(Data records)
-*-
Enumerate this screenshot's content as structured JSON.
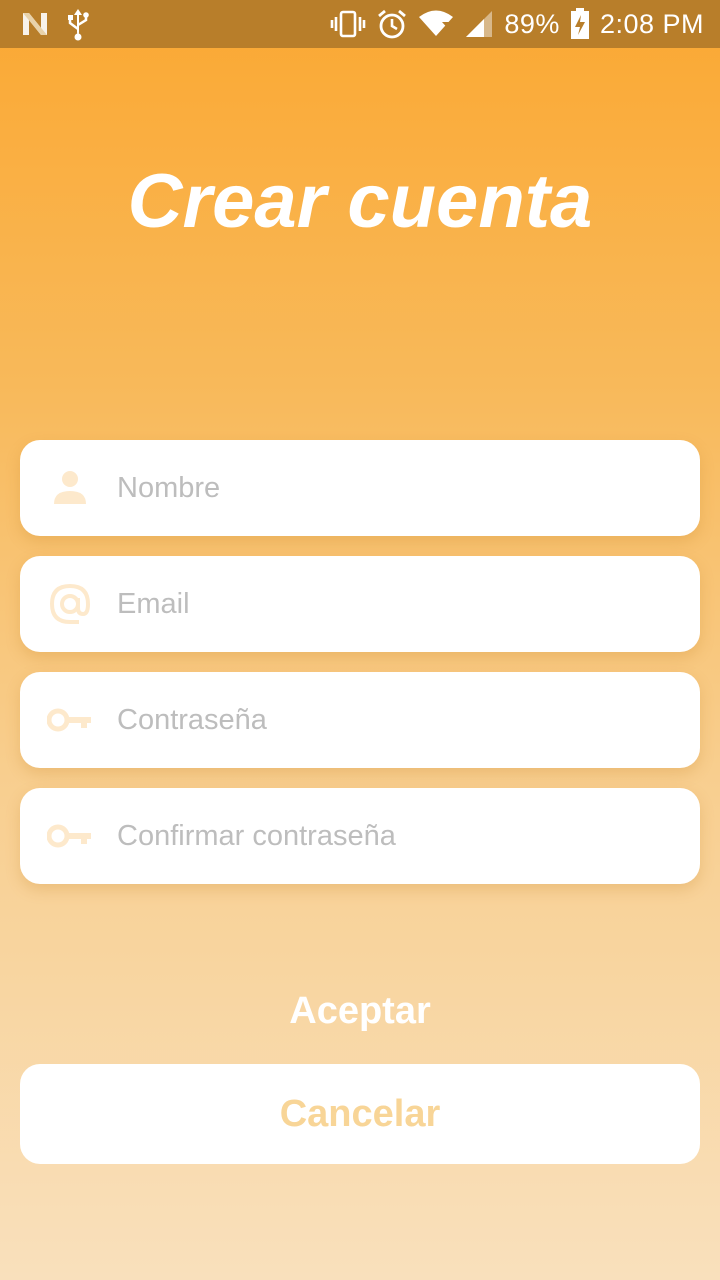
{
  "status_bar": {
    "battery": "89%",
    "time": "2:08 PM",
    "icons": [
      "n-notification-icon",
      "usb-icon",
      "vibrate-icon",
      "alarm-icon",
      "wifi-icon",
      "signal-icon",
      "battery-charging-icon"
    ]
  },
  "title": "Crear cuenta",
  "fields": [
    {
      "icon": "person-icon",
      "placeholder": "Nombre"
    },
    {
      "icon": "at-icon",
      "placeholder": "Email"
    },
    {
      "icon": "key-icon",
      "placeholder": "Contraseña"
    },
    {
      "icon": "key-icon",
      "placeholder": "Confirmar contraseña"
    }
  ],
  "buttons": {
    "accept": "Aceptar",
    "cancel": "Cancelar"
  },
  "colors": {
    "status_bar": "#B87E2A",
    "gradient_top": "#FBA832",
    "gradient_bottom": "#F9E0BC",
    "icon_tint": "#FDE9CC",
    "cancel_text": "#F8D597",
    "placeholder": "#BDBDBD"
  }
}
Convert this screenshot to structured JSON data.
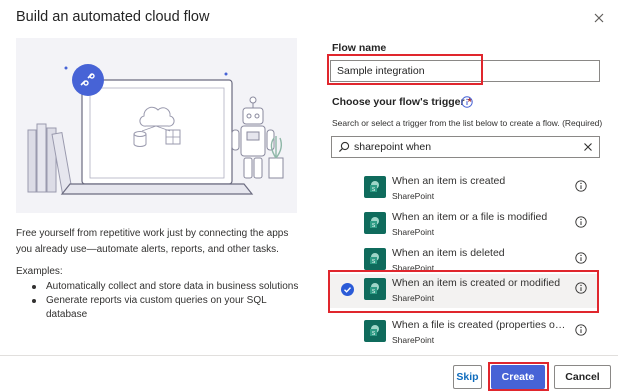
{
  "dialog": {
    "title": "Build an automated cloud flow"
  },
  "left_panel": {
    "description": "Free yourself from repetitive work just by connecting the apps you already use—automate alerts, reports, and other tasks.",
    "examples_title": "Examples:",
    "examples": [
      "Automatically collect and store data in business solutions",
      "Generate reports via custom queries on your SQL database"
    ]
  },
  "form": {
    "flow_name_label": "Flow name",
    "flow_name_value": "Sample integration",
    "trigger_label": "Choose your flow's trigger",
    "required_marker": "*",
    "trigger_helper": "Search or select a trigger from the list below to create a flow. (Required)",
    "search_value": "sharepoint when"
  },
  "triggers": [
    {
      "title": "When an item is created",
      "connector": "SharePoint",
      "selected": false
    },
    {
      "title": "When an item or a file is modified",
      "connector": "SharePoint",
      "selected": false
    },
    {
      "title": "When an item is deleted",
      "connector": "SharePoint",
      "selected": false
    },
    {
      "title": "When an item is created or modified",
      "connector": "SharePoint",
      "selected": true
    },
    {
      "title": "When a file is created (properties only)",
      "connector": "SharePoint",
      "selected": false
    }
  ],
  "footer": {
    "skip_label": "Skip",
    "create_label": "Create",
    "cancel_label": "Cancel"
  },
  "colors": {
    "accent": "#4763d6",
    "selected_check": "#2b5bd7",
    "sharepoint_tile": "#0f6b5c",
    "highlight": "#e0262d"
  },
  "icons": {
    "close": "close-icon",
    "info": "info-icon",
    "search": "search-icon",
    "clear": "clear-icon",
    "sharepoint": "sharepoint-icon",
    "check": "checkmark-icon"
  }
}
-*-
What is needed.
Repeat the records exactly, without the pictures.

Response box.
Enumerate this screenshot's content as structured JSON.
{
  "status_bar": {
    "battery": "89%",
    "time": "2:08 PM",
    "icons": [
      "n-notification-icon",
      "usb-icon",
      "vibrate-icon",
      "alarm-icon",
      "wifi-icon",
      "signal-icon",
      "battery-charging-icon"
    ]
  },
  "title": "Crear cuenta",
  "fields": [
    {
      "icon": "person-icon",
      "placeholder": "Nombre"
    },
    {
      "icon": "at-icon",
      "placeholder": "Email"
    },
    {
      "icon": "key-icon",
      "placeholder": "Contraseña"
    },
    {
      "icon": "key-icon",
      "placeholder": "Confirmar contraseña"
    }
  ],
  "buttons": {
    "accept": "Aceptar",
    "cancel": "Cancelar"
  },
  "colors": {
    "status_bar": "#B87E2A",
    "gradient_top": "#FBA832",
    "gradient_bottom": "#F9E0BC",
    "icon_tint": "#FDE9CC",
    "cancel_text": "#F8D597",
    "placeholder": "#BDBDBD"
  }
}
Convert this screenshot to structured JSON data.
{
  "dialog": {
    "title": "Build an automated cloud flow"
  },
  "left_panel": {
    "description": "Free yourself from repetitive work just by connecting the apps you already use—automate alerts, reports, and other tasks.",
    "examples_title": "Examples:",
    "examples": [
      "Automatically collect and store data in business solutions",
      "Generate reports via custom queries on your SQL database"
    ]
  },
  "form": {
    "flow_name_label": "Flow name",
    "flow_name_value": "Sample integration",
    "trigger_label": "Choose your flow's trigger",
    "required_marker": "*",
    "trigger_helper": "Search or select a trigger from the list below to create a flow. (Required)",
    "search_value": "sharepoint when"
  },
  "triggers": [
    {
      "title": "When an item is created",
      "connector": "SharePoint",
      "selected": false
    },
    {
      "title": "When an item or a file is modified",
      "connector": "SharePoint",
      "selected": false
    },
    {
      "title": "When an item is deleted",
      "connector": "SharePoint",
      "selected": false
    },
    {
      "title": "When an item is created or modified",
      "connector": "SharePoint",
      "selected": true
    },
    {
      "title": "When a file is created (properties only)",
      "connector": "SharePoint",
      "selected": false
    }
  ],
  "footer": {
    "skip_label": "Skip",
    "create_label": "Create",
    "cancel_label": "Cancel"
  },
  "colors": {
    "accent": "#4763d6",
    "selected_check": "#2b5bd7",
    "sharepoint_tile": "#0f6b5c",
    "highlight": "#e0262d"
  },
  "icons": {
    "close": "close-icon",
    "info": "info-icon",
    "search": "search-icon",
    "clear": "clear-icon",
    "sharepoint": "sharepoint-icon",
    "check": "checkmark-icon"
  }
}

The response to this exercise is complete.